We know the point: Wyshynsky is spinning a narrative disguised as news.
That brings me to my absolute favorite part of the article. In the next section, Wyshynsky accidentally undercuts his entire piece, and I don’t think he realizes it. Which is ironic, again, because he fancies himself so smart that no one will notice what he’s doing in this “news” piece.
In an attempt to add at least one voice that isn’t blasting the NHL for this decision, he includes a statement from the American Cancer Society. Remember, the NHL banned ALL themed warmup jerseys, not just Pride Night.
That means no more “Hockey Fights Cancer” sweaters worn by players prior to games, either.
“The American Cancer Society, which benefited from the sale of player-worn ‘Hockey Fights Cancer’ jerseys in the past, told ESPN that jersey sales are just one part of the NHL’s charitable efforts,” the article reads.
“We are proud to partner with the NHL and the NHLPA in the fight against cancer, and thankful that their support has helped thousands of cancer patients and their families through free rides to treatment, free lodging during treatment, and our 24/7 support line,” the American Cancer Society said in a statement.
“Hockey Fights Cancer jerseys are one aspect of our broad partnership with the NHL and NHLPA that will continue to advance our efforts to end cancer as we know it, for everyone. We look forward to continuing that work with the league and the players’ association for many years to come.”
Wait a second. Is the American Cancer Society saying it’s OK if NHL players don’t wear specific warmup jerseys because they support cancer patients in other ways?
Because according to the LGBTQ community, not wearing the cancer sweaters means that the NHL hates cancer patients, doesn’t it?
To wit, the next person Wyshynsky quotes is someone who goes by the name “Teepop.”

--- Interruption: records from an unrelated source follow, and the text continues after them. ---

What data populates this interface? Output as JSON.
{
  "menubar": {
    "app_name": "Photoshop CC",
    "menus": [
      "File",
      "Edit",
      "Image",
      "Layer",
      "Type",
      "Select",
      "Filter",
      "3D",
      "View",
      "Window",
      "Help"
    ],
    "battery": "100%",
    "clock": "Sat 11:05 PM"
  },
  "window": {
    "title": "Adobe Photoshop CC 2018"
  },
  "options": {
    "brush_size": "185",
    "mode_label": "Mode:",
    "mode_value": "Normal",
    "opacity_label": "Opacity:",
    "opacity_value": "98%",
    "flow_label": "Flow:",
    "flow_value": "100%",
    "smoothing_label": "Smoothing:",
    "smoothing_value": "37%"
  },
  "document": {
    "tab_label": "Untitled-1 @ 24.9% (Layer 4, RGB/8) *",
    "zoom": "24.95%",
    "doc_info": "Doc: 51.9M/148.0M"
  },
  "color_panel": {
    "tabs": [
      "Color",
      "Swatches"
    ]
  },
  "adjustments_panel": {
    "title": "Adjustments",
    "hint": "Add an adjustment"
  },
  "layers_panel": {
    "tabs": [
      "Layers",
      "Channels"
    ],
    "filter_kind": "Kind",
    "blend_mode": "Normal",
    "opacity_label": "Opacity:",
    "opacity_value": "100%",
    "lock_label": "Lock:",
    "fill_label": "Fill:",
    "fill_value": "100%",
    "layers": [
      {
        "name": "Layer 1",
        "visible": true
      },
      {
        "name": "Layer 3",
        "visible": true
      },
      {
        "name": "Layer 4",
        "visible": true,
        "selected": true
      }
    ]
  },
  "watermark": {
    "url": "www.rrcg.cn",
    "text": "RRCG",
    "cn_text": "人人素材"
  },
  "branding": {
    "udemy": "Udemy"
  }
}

“‘The NHL has been doing Pride nights and specialty jerseys highlighting all communities for many years now,” Teepop, a Black LGBTQ artist based in Miami who designed the Panthers’ Pride jerseys this season, told ESPN.

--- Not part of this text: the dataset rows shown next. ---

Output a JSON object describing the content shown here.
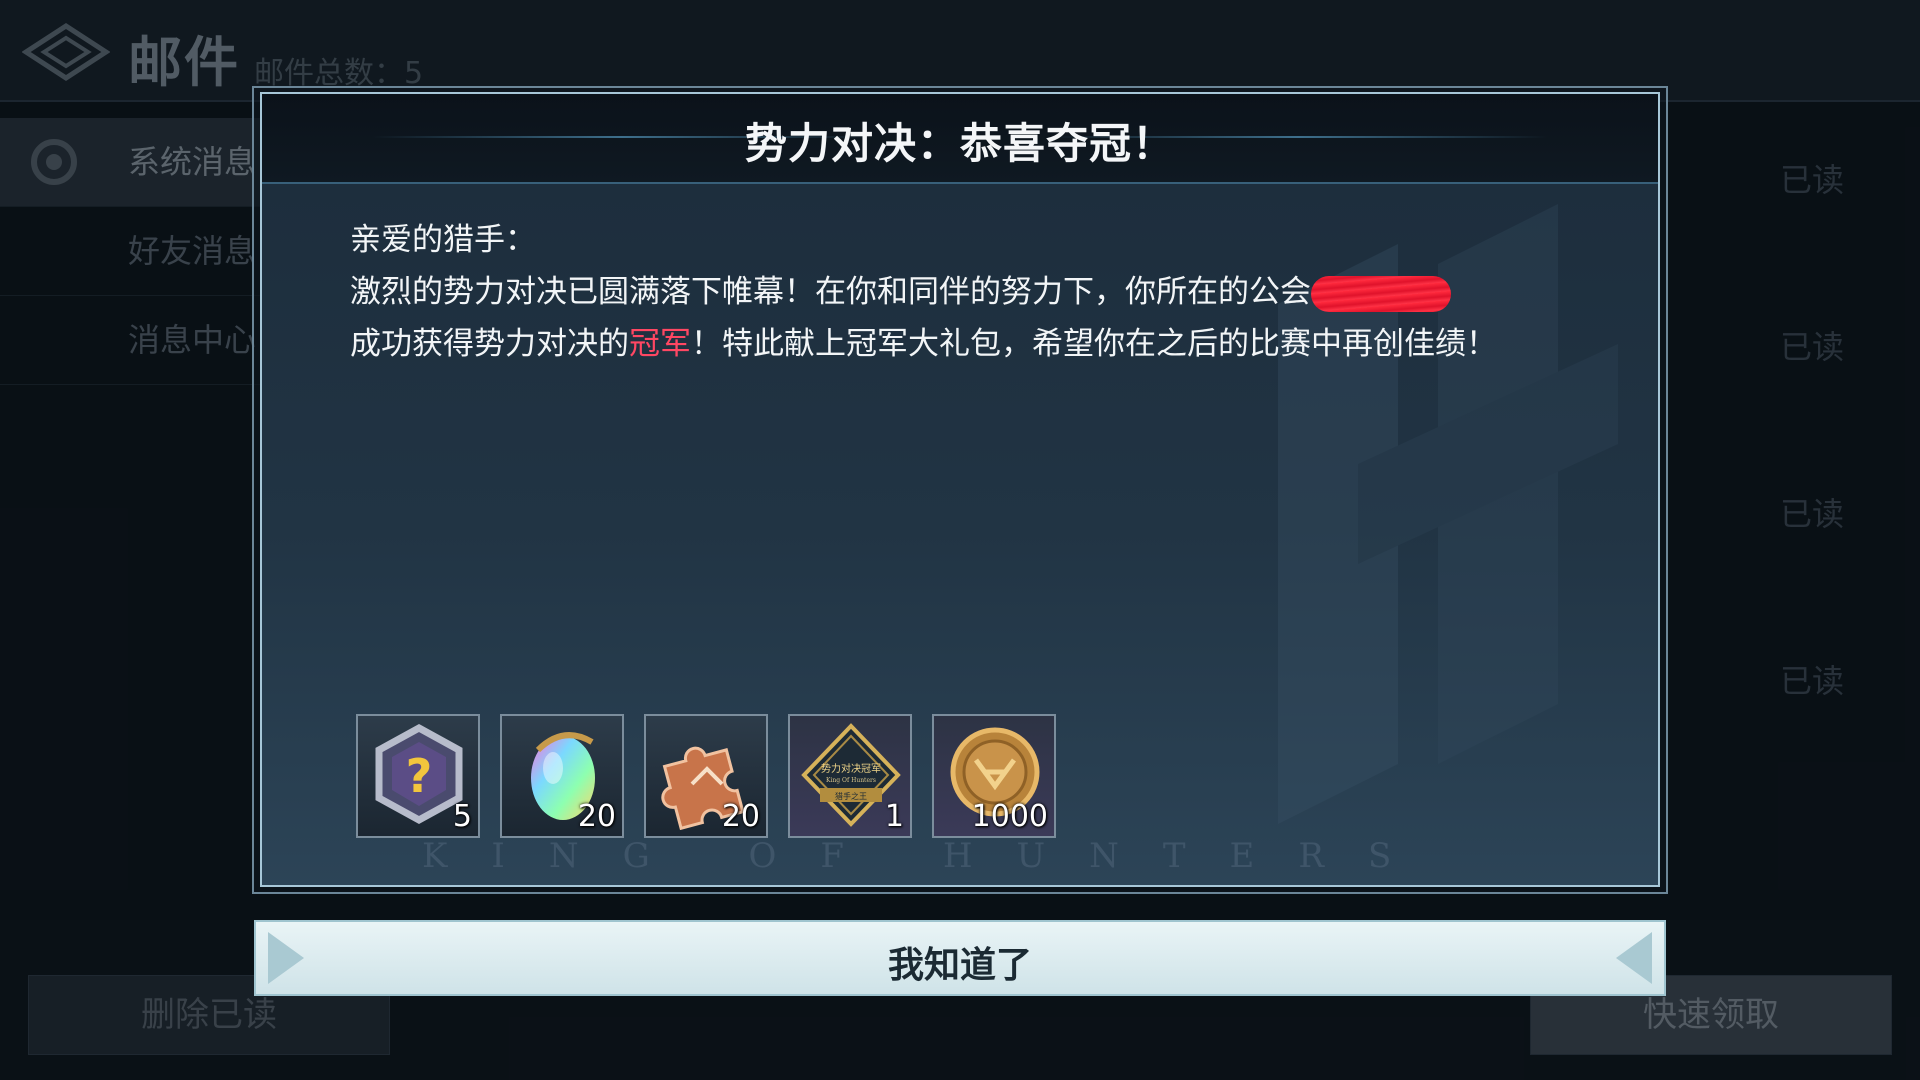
{
  "background": {
    "title": "邮件",
    "mail_count": "邮件总数：5",
    "tabs": [
      {
        "label": "系统消息"
      },
      {
        "label": "好友消息"
      },
      {
        "label": "消息中心"
      }
    ],
    "read_labels": [
      "已读",
      "已读",
      "已读",
      "已读"
    ],
    "delete_button": "删除已读",
    "claim_button": "快速领取"
  },
  "modal": {
    "title": "势力对决：恭喜夺冠！",
    "greeting": "亲爱的猎手：",
    "body_part1": "激烈的势力对决已圆满落下帷幕！在你和同伴的努力下，你所在的公会",
    "body_part2": "成功获得势力对决的",
    "highlight": "冠军",
    "body_part3": "！特此献上冠军大礼包，希望你在之后的比赛中再创佳绩！",
    "watermark": "KING OF HUNTERS",
    "rewards": [
      {
        "icon": "mystery-box-icon",
        "quantity": "5"
      },
      {
        "icon": "rainbow-crystal-icon",
        "quantity": "20"
      },
      {
        "icon": "puzzle-fragment-icon",
        "quantity": "20"
      },
      {
        "icon": "champion-badge-icon",
        "quantity": "1",
        "badge_text": "势力对决冠军",
        "badge_sub": "King Of Hunters",
        "badge_ribbon": "猎手之王"
      },
      {
        "icon": "gold-coin-icon",
        "quantity": "1000"
      }
    ],
    "confirm_button": "我知道了"
  },
  "colors": {
    "highlight": "#ff4763",
    "modal_border": "#a7c7d8",
    "confirm_bg": "#e9f4f6"
  }
}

“Unfortunately, this past year the universal climate for equality has shifted. Axing all of these special jerseys across the board is gut wrenching. Because it says, ‘Everyone is not welcome here on the ice.’ No matter how they try to say that’s not what they are promoting, it is what they are saying.”
So, if I’m following this correctly, cancer patients and family are not welcome at hockey games either, right? The NHL also cancelled Military Appreciation warmup sweaters, so I guess the league doesn’t want veterans at hockey games?

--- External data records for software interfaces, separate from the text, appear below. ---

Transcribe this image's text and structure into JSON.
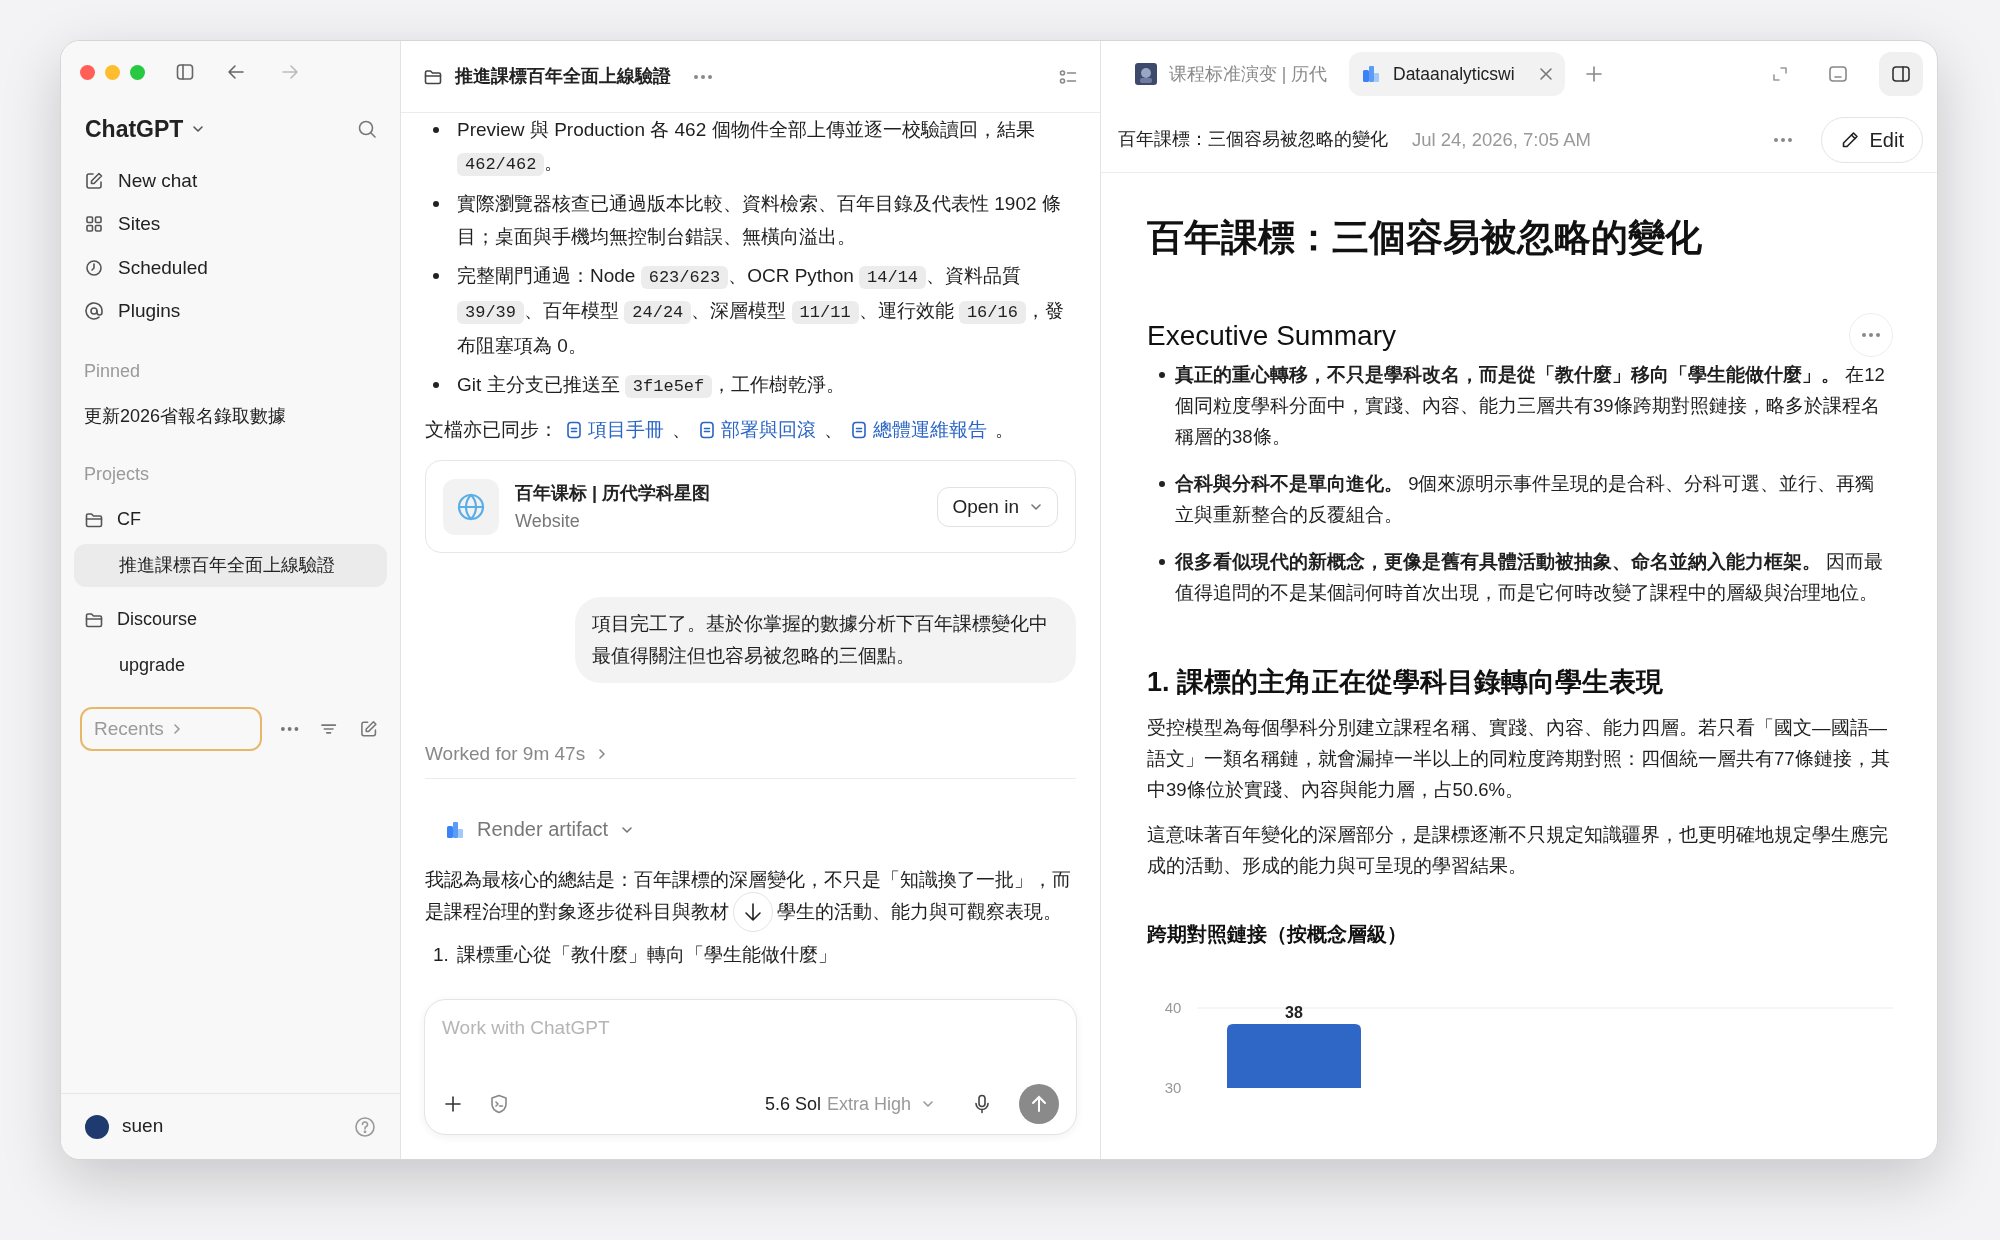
{
  "sidebar": {
    "app_title": "ChatGPT",
    "nav": [
      {
        "label": "New chat"
      },
      {
        "label": "Sites"
      },
      {
        "label": "Scheduled"
      },
      {
        "label": "Plugins"
      }
    ],
    "pinned_heading": "Pinned",
    "pinned": [
      {
        "label": "更新2026省報名錄取數據",
        "selected": false
      }
    ],
    "projects_heading": "Projects",
    "projects": [
      {
        "label": "CF",
        "children": [
          {
            "label": "推進課標百年全面上線驗證",
            "selected": true
          }
        ]
      },
      {
        "label": "Discourse",
        "children": [
          {
            "label": "upgrade",
            "selected": false
          }
        ]
      }
    ],
    "recents": {
      "label": "Recents",
      "focused": true
    },
    "user": {
      "name": "suen"
    }
  },
  "chat": {
    "title": "推進課標百年全面上線驗證",
    "bullets": [
      [
        {
          "kind": "text",
          "text": "Preview 與 Production 各 462 個物件全部上傳並逐一校驗讀回，結果 "
        },
        {
          "kind": "code",
          "text": "462/462"
        },
        {
          "kind": "text",
          "text": "。"
        }
      ],
      [
        {
          "kind": "text",
          "text": "實際瀏覽器核查已通過版本比較、資料檢索、百年目錄及代表性 1902 條目；桌面與手機均無控制台錯誤、無橫向溢出。"
        }
      ],
      [
        {
          "kind": "text",
          "text": "完整閘門通過：Node "
        },
        {
          "kind": "code",
          "text": "623/623"
        },
        {
          "kind": "text",
          "text": "、OCR Python "
        },
        {
          "kind": "code",
          "text": "14/14"
        },
        {
          "kind": "text",
          "text": "、資料品質 "
        },
        {
          "kind": "code",
          "text": "39/39"
        },
        {
          "kind": "text",
          "text": "、百年模型 "
        },
        {
          "kind": "code",
          "text": "24/24"
        },
        {
          "kind": "text",
          "text": "、深層模型 "
        },
        {
          "kind": "code",
          "text": "11/11"
        },
        {
          "kind": "text",
          "text": "、運行效能 "
        },
        {
          "kind": "code",
          "text": "16/16"
        },
        {
          "kind": "text",
          "text": "，發布阻塞項為 0。"
        }
      ],
      [
        {
          "kind": "text",
          "text": "Git 主分支已推送至 "
        },
        {
          "kind": "code",
          "text": "3f1e5ef"
        },
        {
          "kind": "text",
          "text": "，工作樹乾淨。"
        }
      ]
    ],
    "docs_line": [
      {
        "kind": "text",
        "text": "文檔亦已同步："
      },
      {
        "kind": "link",
        "text": "項目手冊"
      },
      {
        "kind": "text",
        "text": "、"
      },
      {
        "kind": "link",
        "text": "部署與回滾"
      },
      {
        "kind": "text",
        "text": "、"
      },
      {
        "kind": "link",
        "text": "總體運維報告"
      },
      {
        "kind": "text",
        "text": "。"
      }
    ],
    "card": {
      "title": "百年课标 | 历代学科星图",
      "subtitle": "Website",
      "button": "Open in"
    },
    "user_message": "項目完工了。基於你掌握的數據分析下百年課標變化中最值得關注但也容易被忽略的三個點。",
    "worked": "Worked for 9m 47s",
    "artifact": "Render artifact",
    "answer": [
      "我認為最核心的總結是：百年課標的深層變化，不只是「知識換了一批」，而",
      "是課程治理的對象逐步從科目與教材",
      "學生的活動、能力與可觀察表現。"
    ],
    "numbered": [
      {
        "number": "1.",
        "text": "課標重心從「教什麼」轉向「學生能做什麼」"
      }
    ],
    "composer": {
      "placeholder": "Work with ChatGPT",
      "model": "5.6 Sol",
      "effort": "Extra High"
    }
  },
  "preview": {
    "tabs": [
      {
        "label": "课程标准演变 | 历代",
        "selected": false
      },
      {
        "label": "Dataanalyticswi",
        "selected": true
      }
    ],
    "doc_title": "百年課標：三個容易被忽略的變化",
    "date": "Jul 24, 2026, 7:05 AM",
    "edit": "Edit",
    "heading": "百年課標：三個容易被忽略的變化",
    "summary_heading": "Executive Summary",
    "summary": [
      "**真正的重心轉移，不只是學科改名，而是從「教什麼」移向「學生能做什麼」。** 在12個同粒度學科分面中，實踐、內容、能力三層共有39條跨期對照鏈接，略多於課程名稱層的38條。",
      "**合科與分科不是單向進化。** 9個來源明示事件呈現的是合科、分科可選、並行、再獨立與重新整合的反覆組合。",
      "**很多看似現代的新概念，更像是舊有具體活動被抽象、命名並納入能力框架。** 因而最值得追問的不是某個詞何時首次出現，而是它何時改變了課程中的層級與治理地位。"
    ],
    "section_heading": "1. 課標的主角正在從學科目錄轉向學生表現",
    "paragraphs": [
      "受控模型為每個學科分別建立課程名稱、實踐、內容、能力四層。若只看「國文—國語—語文」一類名稱鏈，就會漏掉一半以上的同粒度跨期對照：四個統一層共有77條鏈接，其中39條位於實踐、內容與能力層，占50.6%。",
      "這意味著百年變化的深層部分，是課標逐漸不只規定知識疆界，也更明確地規定學生應完成的活動、形成的能力與可呈現的學習結果。"
    ],
    "chart_data": {
      "type": "bar",
      "title": "跨期對照鏈接（按概念層級）",
      "values": [
        38
      ],
      "ylim": [
        30,
        40
      ],
      "yticks": [
        30,
        40
      ],
      "data_labels": true
    }
  }
}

This is the problem with all of this nonsense. Not celebrating a group doesn’t mean that you hate the group.
It doesn’t even mean you don’t support the group existence. It means you don’t celebrate it.
I don’t celebrate my neighbor’s birthday. I fully support her right to exist. She’s even welcome in my home. Wild concept, I know.
The article continues to quote several more “gay and queer artists” and even a transgender organist for the Anaheim Ducks.
I won’t post the quotes because you can probably guess how they feel about the situation.
This is becoming the new world of “journalism.” Last week, The Athletic penned over 2,200 words on the Texas Rangers. Why? Because they’re the only MLB team that doesn’t host a Pride Night. Thus, they don’t properly “support” the LGBTQ community.
In the article, the “reporter” talked to over a dozen Rangers staffers, anonymously. All of them were unhappy about the lack of a Pride Night.
The Athletic couldn’t find one, single Rangers employee who agreed with the decision, huh? They probably didn’t look very hard.
The Athletic used a very similar tactic to ESPN and Greg Wyshynsky.
“We can pretend we’re reporting if we just use other’s words to express our opinions,” ESPN and The Athletic at some super-secret “journalism” retreat, probably.
I miss when media actually reported the news.
But those days are long gone.
Follow Dan Zaksheske on X – formerly known as Twitter: @RealDanZak